**ABOUT THIS TASK:** Repeat every record below, word for word.

++++

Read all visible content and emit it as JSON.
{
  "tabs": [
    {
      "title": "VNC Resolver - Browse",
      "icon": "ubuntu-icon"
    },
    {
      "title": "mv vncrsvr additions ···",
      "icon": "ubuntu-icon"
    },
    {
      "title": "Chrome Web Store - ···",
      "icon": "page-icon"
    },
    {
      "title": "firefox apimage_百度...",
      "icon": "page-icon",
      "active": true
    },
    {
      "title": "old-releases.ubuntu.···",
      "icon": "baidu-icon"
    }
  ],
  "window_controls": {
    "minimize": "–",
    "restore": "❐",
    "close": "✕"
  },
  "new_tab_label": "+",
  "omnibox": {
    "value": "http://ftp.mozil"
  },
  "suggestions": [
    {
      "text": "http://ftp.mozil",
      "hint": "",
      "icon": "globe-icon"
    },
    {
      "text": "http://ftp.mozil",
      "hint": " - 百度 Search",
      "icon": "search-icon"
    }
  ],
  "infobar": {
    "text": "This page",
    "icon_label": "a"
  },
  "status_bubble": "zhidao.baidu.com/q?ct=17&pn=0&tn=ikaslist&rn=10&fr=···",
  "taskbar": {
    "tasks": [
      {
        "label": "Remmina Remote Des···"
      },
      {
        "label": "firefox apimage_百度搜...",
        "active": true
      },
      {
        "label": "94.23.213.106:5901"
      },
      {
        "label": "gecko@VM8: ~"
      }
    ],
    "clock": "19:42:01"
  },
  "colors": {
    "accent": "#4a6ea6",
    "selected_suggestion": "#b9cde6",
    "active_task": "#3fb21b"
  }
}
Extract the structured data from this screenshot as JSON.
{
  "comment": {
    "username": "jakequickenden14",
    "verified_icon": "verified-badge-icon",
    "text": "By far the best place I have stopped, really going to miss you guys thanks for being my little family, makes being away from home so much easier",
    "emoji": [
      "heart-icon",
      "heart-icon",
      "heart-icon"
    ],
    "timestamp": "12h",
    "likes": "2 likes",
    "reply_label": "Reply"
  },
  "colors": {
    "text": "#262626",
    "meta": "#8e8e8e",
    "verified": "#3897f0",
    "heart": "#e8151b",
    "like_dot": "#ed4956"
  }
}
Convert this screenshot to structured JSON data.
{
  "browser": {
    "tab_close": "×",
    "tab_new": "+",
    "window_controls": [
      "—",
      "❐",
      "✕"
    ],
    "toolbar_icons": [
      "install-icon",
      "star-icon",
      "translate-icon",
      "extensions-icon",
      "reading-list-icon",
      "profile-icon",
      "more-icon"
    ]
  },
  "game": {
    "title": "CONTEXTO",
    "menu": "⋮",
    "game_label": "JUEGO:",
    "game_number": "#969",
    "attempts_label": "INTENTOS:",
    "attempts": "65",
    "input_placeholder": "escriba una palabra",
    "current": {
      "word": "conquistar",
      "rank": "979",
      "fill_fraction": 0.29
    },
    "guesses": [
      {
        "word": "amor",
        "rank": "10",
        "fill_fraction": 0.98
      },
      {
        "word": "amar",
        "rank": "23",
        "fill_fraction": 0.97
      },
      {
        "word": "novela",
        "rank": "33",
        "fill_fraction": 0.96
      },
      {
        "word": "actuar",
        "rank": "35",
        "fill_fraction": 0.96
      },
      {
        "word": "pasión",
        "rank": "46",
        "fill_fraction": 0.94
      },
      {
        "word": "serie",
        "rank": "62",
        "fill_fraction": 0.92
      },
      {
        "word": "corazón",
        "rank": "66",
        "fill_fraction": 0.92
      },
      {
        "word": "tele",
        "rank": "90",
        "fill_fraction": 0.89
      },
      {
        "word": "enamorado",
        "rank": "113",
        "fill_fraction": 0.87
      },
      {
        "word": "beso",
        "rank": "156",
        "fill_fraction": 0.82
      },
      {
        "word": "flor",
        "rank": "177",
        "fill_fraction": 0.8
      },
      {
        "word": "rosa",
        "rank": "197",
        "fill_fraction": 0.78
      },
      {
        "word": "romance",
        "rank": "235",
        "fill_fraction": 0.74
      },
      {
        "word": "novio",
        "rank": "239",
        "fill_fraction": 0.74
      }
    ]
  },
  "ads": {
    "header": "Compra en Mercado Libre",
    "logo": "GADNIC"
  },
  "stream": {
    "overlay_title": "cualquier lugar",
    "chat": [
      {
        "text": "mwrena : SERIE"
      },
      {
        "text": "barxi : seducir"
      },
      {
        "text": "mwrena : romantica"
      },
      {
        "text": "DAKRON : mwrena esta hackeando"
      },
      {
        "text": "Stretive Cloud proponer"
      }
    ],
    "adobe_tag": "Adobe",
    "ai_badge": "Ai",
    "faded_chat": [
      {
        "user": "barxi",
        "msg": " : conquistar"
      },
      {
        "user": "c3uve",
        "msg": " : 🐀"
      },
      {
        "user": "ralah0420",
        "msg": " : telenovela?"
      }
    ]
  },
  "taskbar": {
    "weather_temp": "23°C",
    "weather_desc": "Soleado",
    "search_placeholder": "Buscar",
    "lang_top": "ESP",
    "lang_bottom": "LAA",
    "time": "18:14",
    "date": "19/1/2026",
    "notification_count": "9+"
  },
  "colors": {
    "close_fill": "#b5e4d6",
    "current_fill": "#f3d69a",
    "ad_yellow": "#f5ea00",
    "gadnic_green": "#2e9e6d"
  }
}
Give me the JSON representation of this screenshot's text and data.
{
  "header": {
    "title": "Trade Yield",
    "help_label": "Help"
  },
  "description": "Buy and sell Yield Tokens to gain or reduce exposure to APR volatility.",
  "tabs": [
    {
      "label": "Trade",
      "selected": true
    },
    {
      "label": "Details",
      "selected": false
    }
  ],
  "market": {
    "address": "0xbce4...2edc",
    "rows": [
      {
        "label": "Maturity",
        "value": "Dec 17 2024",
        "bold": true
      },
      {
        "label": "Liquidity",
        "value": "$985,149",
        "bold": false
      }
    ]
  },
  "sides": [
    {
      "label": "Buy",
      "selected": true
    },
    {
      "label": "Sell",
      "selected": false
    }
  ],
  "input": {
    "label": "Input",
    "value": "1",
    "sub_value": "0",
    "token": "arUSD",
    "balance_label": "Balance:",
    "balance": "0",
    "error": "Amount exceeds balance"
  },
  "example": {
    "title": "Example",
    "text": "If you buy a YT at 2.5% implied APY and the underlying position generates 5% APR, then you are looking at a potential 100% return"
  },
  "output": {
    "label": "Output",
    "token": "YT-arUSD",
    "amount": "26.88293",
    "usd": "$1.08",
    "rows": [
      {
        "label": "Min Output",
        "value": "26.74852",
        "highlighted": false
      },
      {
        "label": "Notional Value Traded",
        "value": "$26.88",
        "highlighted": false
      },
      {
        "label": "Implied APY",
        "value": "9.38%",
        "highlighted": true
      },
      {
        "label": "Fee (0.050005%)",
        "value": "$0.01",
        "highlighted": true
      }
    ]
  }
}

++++

**PROBLEM SOLUTION:**
Read all visible content and emit it as JSON.
{
  "tabs": [
    {
      "title": "VNC Resolver - Browse",
      "icon": "ubuntu-icon"
    },
    {
      "title": "mv vncrsvr additions ···",
      "icon": "ubuntu-icon"
    },
    {
      "title": "Chrome Web Store - ···",
      "icon": "page-icon"
    },
    {
      "title": "firefox apimage_百度...",
      "icon": "page-icon",
      "active": true
    },
    {
      "title": "old-releases.ubuntu.···",
      "icon": "baidu-icon"
    }
  ],
  "window_controls": {
    "minimize": "–",
    "restore": "❐",
    "close": "✕"
  },
  "new_tab_label": "+",
  "omnibox": {
    "value": "http://ftp.mozil"
  },
  "suggestions": [
    {
      "text": "http://ftp.mozil",
      "hint": "",
      "icon": "globe-icon"
    },
    {
      "text": "http://ftp.mozil",
      "hint": " - 百度 Search",
      "icon": "search-icon"
    }
  ],
  "infobar": {
    "text": "This page",
    "icon_label": "a"
  },
  "status_bubble": "zhidao.baidu.com/q?ct=17&pn=0&tn=ikaslist&rn=10&fr=···",
  "taskbar": {
    "tasks": [
      {
        "label": "Remmina Remote Des···"
      },
      {
        "label": "firefox apimage_百度搜...",
        "active": true
      },
      {
        "label": "94.23.213.106:5901"
      },
      {
        "label": "gecko@VM8: ~"
      }
    ],
    "clock": "19:42:01"
  },
  "colors": {
    "accent": "#4a6ea6",
    "selected_suggestion": "#b9cde6",
    "active_task": "#3fb21b"
  }
}
Extract the structured data from this screenshot as JSON.
{
  "comment": {
    "username": "jakequickenden14",
    "verified_icon": "verified-badge-icon",
    "text": "By far the best place I have stopped, really going to miss you guys thanks for being my little family, makes being away from home so much easier",
    "emoji": [
      "heart-icon",
      "heart-icon",
      "heart-icon"
    ],
    "timestamp": "12h",
    "likes": "2 likes",
    "reply_label": "Reply"
  },
  "colors": {
    "text": "#262626",
    "meta": "#8e8e8e",
    "verified": "#3897f0",
    "heart": "#e8151b",
    "like_dot": "#ed4956"
  }
}
Convert this screenshot to structured JSON data.
{
  "browser": {
    "tab_close": "×",
    "tab_new": "+",
    "window_controls": [
      "—",
      "❐",
      "✕"
    ],
    "toolbar_icons": [
      "install-icon",
      "star-icon",
      "translate-icon",
      "extensions-icon",
      "reading-list-icon",
      "profile-icon",
      "more-icon"
    ]
  },
  "game": {
    "title": "CONTEXTO",
    "menu": "⋮",
    "game_label": "JUEGO:",
    "game_number": "#969",
    "attempts_label": "INTENTOS:",
    "attempts": "65",
    "input_placeholder": "escriba una palabra",
    "current": {
      "word": "conquistar",
      "rank": "979",
      "fill_fraction": 0.29
    },
    "guesses": [
      {
        "word": "amor",
        "rank": "10",
        "fill_fraction": 0.98
      },
      {
        "word": "amar",
        "rank": "23",
        "fill_fraction": 0.97
      },
      {
        "word": "novela",
        "rank": "33",
        "fill_fraction": 0.96
      },
      {
        "word": "actuar",
        "rank": "35",
        "fill_fraction": 0.96
      },
      {
        "word": "pasión",
        "rank": "46",
        "fill_fraction": 0.94
      },
      {
        "word": "serie",
        "rank": "62",
        "fill_fraction": 0.92
      },
      {
        "word": "corazón",
        "rank": "66",
        "fill_fraction": 0.92
      },
      {
        "word": "tele",
        "rank": "90",
        "fill_fraction": 0.89
      },
      {
        "word": "enamorado",
        "rank": "113",
        "fill_fraction": 0.87
      },
      {
        "word": "beso",
        "rank": "156",
        "fill_fraction": 0.82
      },
      {
        "word": "flor",
        "rank": "177",
        "fill_fraction": 0.8
      },
      {
        "word": "rosa",
        "rank": "197",
        "fill_fraction": 0.78
      },
      {
        "word": "romance",
        "rank": "235",
        "fill_fraction": 0.74
      },
      {
        "word": "novio",
        "rank": "239",
        "fill_fraction": 0.74
      }
    ]
  },
  "ads": {
    "header": "Compra en Mercado Libre",
    "logo": "GADNIC"
  },
  "stream": {
    "overlay_title": "cualquier lugar",
    "chat": [
      {
        "text": "mwrena : SERIE"
      },
      {
        "text": "barxi : seducir"
      },
      {
        "text": "mwrena : romantica"
      },
      {
        "text": "DAKRON : mwrena esta hackeando"
      },
      {
        "text": "Stretive Cloud proponer"
      }
    ],
    "adobe_tag": "Adobe",
    "ai_badge": "Ai",
    "faded_chat": [
      {
        "user": "barxi",
        "msg": " : conquistar"
      },
      {
        "user": "c3uve",
        "msg": " : 🐀"
      },
      {
        "user": "ralah0420",
        "msg": " : telenovela?"
      }
    ]
  },
  "taskbar": {
    "weather_temp": "23°C",
    "weather_desc": "Soleado",
    "search_placeholder": "Buscar",
    "lang_top": "ESP",
    "lang_bottom": "LAA",
    "time": "18:14",
    "date": "19/1/2026",
    "notification_count": "9+"
  },
  "colors": {
    "close_fill": "#b5e4d6",
    "current_fill": "#f3d69a",
    "ad_yellow": "#f5ea00",
    "gadnic_green": "#2e9e6d"
  }
}
Give me the JSON representation of this screenshot's text and data.
{
  "header": {
    "title": "Trade Yield",
    "help_label": "Help"
  },
  "description": "Buy and sell Yield Tokens to gain or reduce exposure to APR volatility.",
  "tabs": [
    {
      "label": "Trade",
      "selected": true
    },
    {
      "label": "Details",
      "selected": false
    }
  ],
  "market": {
    "address": "0xbce4...2edc",
    "rows": [
      {
        "label": "Maturity",
        "value": "Dec 17 2024",
        "bold": true
      },
      {
        "label": "Liquidity",
        "value": "$985,149",
        "bold": false
      }
    ]
  },
  "sides": [
    {
      "label": "Buy",
      "selected": true
    },
    {
      "label": "Sell",
      "selected": false
    }
  ],
  "input": {
    "label": "Input",
    "value": "1",
    "sub_value": "0",
    "token": "arUSD",
    "balance_label": "Balance:",
    "balance": "0",
    "error": "Amount exceeds balance"
  },
  "example": {
    "title": "Example",
    "text": "If you buy a YT at 2.5% implied APY and the underlying position generates 5% APR, then you are looking at a potential 100% return"
  },
  "output": {
    "label": "Output",
    "token": "YT-arUSD",
    "amount": "26.88293",
    "usd": "$1.08",
    "rows": [
      {
        "label": "Min Output",
        "value": "26.74852",
        "highlighted": false
      },
      {
        "label": "Notional Value Traded",
        "value": "$26.88",
        "highlighted": false
      },
      {
        "label": "Implied APY",
        "value": "9.38%",
        "highlighted": true
      },
      {
        "label": "Fee (0.050005%)",
        "value": "$0.01",
        "highlighted": true
      }
    ]
  }
}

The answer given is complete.